Locke is often interpreted as understanding liberty principally as a protection of individual rights. But on closer reading, Locke, and other theorists of liberty, realized that at the heart of liberty in society is paradoxically a key sacrifice and renunciation of rights, since one must give up the freedoms of living alone in nature to takes on and benefit from the nature of social life. To put it another way, life together in society invariably requires a series of restrictions and compromises to make liberty in society possible. These renunciations signal that we have begun to transcend our natural “animal” or “nonsocial” state in which violence reigns and become transformed into moral beings that we are intended by God or nature to be. On this view, restrictions of one’s desires and freedom are thus key to becoming fully human.

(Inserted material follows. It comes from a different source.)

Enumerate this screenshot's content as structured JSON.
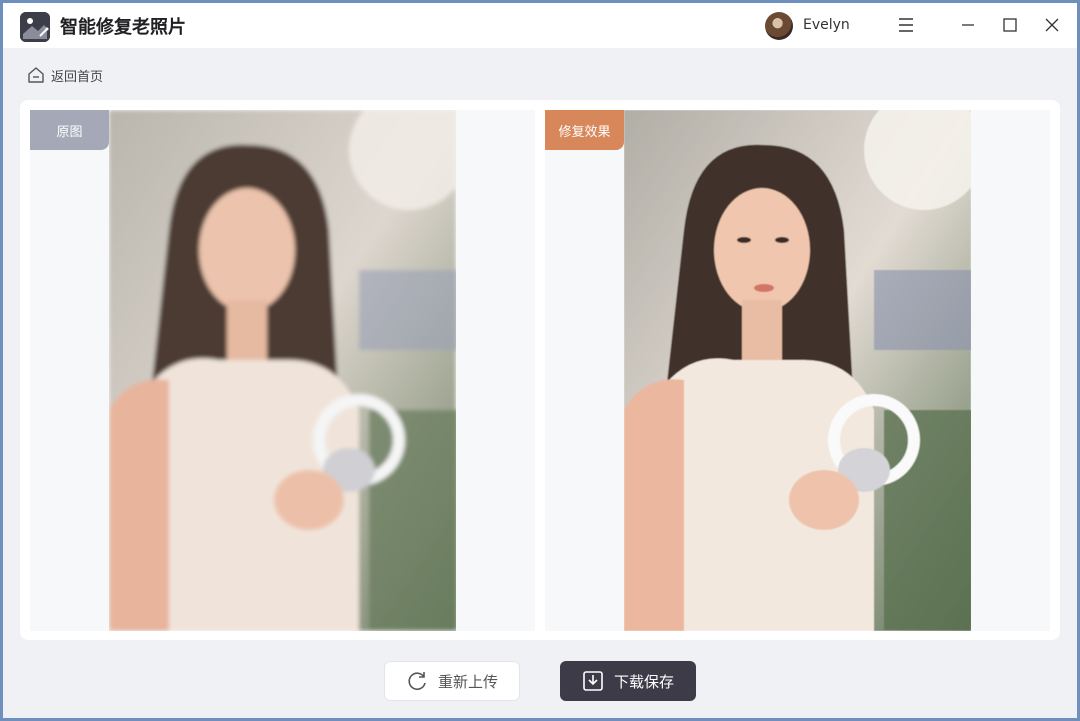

This is only one of the reconceptualizations of liberty that is both possible and indeed needed, as we jettison the political right’s narrow view that liberty is nothing more than a protection of my rights and my property. Liberty is much more nuanced and powerful an idea. The right’s view of liberty pits our commitment to freedom against our equally deep commitments to equality, the protection of Creation and nature, that is shared and belongs to us collectively, and a sense of obligation, compassion, justice, and care for those who are less fortunate, through no fault of their own. Reconfigured, liberty emerges as a concept that includes duties and responsibilities which devolve upon us as human beings who stand on the shoulders of those who came before us, to whom we owe a debt, and to those who come after us, whose inheritance we hold in trust. When liberty begins to be reframed in this way, we no longer see liberty as antithetical to our other deeply held values of care, justice and equality. And instead of positioning government as solely responsible for protecting our property, we understand government to be the mechanisms by which we collectively try to execute our social, communal and even human responsibilities. In this way, liberty becomes the concept by which we understand our reasons for paying taxes, for capping carbon and the use of fossil fuels, for helping the indigent and elderly, and for correcting the wrongs of the past, that were created through the violence of our species, whether or not we were the perpetrators ourselves. It is such a concept of liberty that potentially lifts us out of our sheer violent natures, that helps us aspire to be moral selves, and that gives us a vision that is more than simply protecting myself and my property.